Listed records -
>>>

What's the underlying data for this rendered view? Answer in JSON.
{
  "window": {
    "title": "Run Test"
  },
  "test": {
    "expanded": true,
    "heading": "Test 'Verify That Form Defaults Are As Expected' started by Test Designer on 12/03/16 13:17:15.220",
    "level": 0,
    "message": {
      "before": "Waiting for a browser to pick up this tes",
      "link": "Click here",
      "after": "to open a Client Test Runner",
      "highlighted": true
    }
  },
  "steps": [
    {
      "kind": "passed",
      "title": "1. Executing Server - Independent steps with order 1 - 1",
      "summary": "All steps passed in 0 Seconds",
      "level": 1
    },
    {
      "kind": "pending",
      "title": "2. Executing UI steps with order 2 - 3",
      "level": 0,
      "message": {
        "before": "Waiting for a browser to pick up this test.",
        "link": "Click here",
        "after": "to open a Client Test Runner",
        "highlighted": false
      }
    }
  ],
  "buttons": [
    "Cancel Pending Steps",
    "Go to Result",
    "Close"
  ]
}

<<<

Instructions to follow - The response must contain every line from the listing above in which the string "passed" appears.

Solution to the problem -
      "kind": "passed",
      "summary": "All steps passed in 0 Seconds",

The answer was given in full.